- **Task requirements**:
Lines with the word "delta" in them must be copied from the records below.

[Dataset rows describing interfaces]

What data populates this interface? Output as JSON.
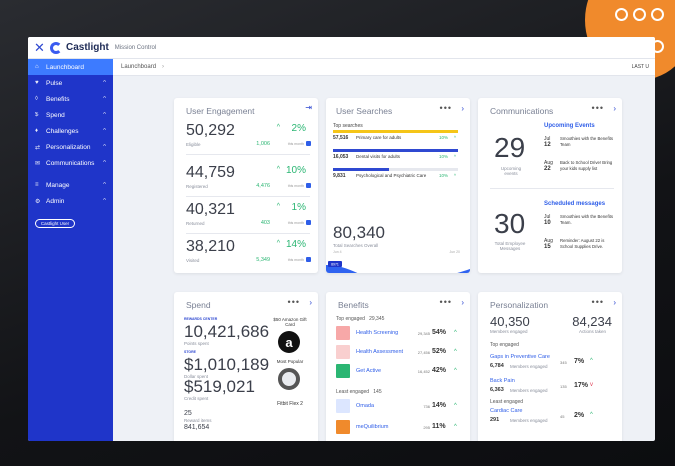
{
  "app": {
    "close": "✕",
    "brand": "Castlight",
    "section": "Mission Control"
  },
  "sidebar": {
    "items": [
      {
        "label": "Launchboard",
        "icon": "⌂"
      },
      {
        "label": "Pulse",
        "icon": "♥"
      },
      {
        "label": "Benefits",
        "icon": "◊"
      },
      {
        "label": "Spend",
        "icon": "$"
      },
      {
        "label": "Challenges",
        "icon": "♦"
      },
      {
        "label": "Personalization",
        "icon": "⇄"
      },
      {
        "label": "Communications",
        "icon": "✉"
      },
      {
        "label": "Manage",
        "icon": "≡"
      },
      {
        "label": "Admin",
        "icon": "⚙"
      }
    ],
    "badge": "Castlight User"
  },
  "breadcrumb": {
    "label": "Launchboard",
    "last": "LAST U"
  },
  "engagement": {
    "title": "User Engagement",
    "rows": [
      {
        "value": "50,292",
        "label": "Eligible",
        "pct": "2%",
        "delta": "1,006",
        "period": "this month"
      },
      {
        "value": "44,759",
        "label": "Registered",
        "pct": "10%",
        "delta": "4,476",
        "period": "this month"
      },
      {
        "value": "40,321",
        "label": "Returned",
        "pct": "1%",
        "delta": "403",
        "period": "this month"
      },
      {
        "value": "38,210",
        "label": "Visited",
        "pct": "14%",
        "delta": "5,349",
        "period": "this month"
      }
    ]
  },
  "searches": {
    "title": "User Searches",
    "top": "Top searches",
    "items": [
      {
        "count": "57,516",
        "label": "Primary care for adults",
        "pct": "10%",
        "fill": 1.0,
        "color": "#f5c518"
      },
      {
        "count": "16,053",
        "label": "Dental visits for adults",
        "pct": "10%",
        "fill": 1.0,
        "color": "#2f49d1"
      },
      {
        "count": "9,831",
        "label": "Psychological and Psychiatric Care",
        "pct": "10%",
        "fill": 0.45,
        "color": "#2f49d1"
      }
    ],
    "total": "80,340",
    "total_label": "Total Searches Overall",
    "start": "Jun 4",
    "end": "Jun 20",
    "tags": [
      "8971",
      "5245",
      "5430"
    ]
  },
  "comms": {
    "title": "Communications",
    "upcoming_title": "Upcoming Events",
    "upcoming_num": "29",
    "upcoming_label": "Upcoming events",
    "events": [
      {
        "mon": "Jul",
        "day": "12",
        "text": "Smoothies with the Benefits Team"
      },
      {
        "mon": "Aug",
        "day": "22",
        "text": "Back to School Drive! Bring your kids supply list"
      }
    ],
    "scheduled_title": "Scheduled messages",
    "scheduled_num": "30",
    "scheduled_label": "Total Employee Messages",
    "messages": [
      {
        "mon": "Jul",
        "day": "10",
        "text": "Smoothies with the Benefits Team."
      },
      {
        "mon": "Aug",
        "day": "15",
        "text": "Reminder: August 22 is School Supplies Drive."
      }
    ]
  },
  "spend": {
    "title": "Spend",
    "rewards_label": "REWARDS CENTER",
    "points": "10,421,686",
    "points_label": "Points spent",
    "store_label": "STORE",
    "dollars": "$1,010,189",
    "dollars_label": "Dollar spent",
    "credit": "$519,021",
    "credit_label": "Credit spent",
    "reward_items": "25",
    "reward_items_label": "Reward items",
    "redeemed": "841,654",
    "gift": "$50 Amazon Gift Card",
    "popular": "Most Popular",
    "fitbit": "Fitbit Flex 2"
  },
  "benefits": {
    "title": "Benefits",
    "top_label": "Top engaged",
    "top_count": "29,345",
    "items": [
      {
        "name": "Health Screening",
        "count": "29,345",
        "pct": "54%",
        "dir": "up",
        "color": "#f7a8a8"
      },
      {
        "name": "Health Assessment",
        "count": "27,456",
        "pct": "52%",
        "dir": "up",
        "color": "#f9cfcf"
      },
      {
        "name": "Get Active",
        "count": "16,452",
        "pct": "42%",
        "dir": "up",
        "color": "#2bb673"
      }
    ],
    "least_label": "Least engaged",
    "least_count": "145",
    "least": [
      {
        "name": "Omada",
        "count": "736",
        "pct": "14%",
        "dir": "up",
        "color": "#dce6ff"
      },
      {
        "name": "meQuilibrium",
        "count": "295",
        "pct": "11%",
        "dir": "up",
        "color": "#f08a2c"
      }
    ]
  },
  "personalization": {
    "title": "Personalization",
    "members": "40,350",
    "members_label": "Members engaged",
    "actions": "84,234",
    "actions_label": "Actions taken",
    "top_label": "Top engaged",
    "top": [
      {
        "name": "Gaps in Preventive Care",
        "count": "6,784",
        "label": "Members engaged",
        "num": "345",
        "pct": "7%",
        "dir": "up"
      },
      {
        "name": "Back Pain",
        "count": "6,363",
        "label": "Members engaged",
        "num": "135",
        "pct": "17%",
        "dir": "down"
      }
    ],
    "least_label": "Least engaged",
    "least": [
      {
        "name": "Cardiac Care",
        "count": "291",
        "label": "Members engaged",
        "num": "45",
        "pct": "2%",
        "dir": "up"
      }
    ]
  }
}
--
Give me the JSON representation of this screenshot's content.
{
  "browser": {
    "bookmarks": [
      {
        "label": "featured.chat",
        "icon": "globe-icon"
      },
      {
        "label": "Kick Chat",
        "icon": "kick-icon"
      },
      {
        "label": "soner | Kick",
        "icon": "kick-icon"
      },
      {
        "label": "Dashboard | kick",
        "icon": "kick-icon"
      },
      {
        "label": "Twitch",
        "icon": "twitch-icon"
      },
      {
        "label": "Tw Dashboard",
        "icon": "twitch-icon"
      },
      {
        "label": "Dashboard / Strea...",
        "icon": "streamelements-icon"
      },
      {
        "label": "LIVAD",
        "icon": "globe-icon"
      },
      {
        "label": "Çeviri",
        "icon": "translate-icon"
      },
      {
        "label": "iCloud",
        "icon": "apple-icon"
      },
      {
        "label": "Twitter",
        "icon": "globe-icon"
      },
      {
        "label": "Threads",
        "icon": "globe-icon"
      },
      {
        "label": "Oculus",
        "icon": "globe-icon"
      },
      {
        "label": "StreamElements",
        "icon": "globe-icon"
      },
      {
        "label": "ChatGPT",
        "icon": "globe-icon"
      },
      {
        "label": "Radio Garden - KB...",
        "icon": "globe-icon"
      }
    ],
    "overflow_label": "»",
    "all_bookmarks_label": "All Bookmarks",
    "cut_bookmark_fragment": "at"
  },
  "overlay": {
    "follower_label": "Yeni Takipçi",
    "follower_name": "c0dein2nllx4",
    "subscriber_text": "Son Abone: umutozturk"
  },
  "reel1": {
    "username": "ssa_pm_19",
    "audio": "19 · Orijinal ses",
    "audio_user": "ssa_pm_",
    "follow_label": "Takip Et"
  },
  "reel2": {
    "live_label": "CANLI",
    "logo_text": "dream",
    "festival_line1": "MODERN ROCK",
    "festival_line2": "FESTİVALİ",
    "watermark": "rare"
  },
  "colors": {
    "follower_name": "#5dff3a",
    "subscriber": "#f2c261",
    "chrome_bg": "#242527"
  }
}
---
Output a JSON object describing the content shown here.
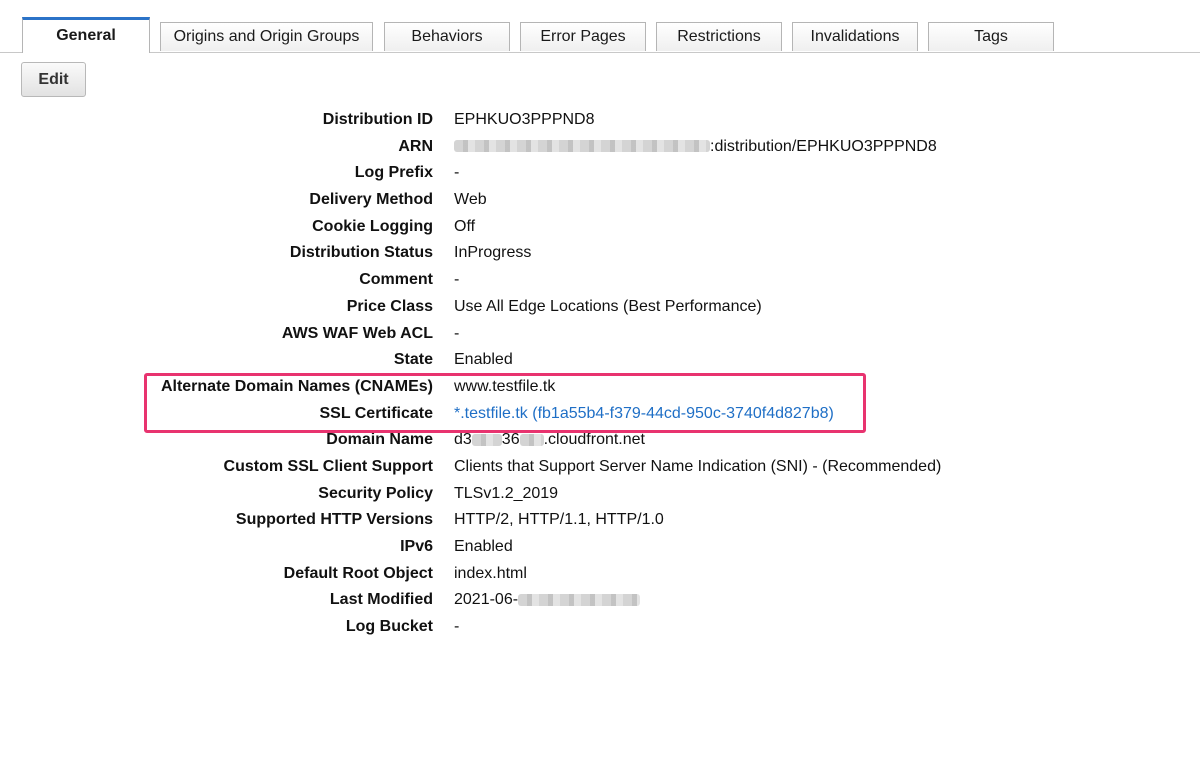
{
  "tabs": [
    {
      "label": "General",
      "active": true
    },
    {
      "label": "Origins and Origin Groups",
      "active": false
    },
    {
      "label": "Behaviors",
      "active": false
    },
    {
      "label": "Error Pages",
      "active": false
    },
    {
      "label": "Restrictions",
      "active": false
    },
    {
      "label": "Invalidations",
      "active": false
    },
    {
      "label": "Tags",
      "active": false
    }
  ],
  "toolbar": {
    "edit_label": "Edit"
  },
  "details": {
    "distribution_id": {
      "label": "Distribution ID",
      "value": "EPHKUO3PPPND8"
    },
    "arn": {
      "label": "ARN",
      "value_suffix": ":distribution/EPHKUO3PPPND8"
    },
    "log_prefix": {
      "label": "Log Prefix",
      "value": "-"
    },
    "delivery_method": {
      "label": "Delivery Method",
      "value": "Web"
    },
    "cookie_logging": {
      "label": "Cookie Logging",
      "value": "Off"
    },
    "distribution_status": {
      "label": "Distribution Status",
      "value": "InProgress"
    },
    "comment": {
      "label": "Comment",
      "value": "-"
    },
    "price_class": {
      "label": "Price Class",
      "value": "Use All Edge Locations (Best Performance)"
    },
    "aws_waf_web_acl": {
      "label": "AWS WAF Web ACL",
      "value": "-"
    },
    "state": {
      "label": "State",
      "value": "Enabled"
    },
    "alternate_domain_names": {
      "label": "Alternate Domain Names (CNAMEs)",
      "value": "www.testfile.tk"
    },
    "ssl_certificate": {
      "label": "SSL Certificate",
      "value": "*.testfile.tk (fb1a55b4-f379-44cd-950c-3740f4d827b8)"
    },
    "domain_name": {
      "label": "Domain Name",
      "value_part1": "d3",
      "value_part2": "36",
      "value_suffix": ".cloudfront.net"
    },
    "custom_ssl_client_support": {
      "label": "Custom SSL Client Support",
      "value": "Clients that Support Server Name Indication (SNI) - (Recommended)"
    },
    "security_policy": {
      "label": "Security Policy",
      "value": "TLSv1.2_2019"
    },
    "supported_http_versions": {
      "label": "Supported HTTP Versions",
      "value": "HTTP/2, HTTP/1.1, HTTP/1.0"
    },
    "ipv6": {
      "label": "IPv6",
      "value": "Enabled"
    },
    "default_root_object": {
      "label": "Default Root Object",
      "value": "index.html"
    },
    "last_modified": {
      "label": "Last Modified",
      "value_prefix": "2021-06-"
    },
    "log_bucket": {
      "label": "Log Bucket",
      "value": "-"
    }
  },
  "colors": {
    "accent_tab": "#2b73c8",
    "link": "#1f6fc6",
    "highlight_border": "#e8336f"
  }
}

- **Answer section**:
        "delta": "1,006",
        "delta": "4,476",
        "delta": "403",
        "delta": "5,349",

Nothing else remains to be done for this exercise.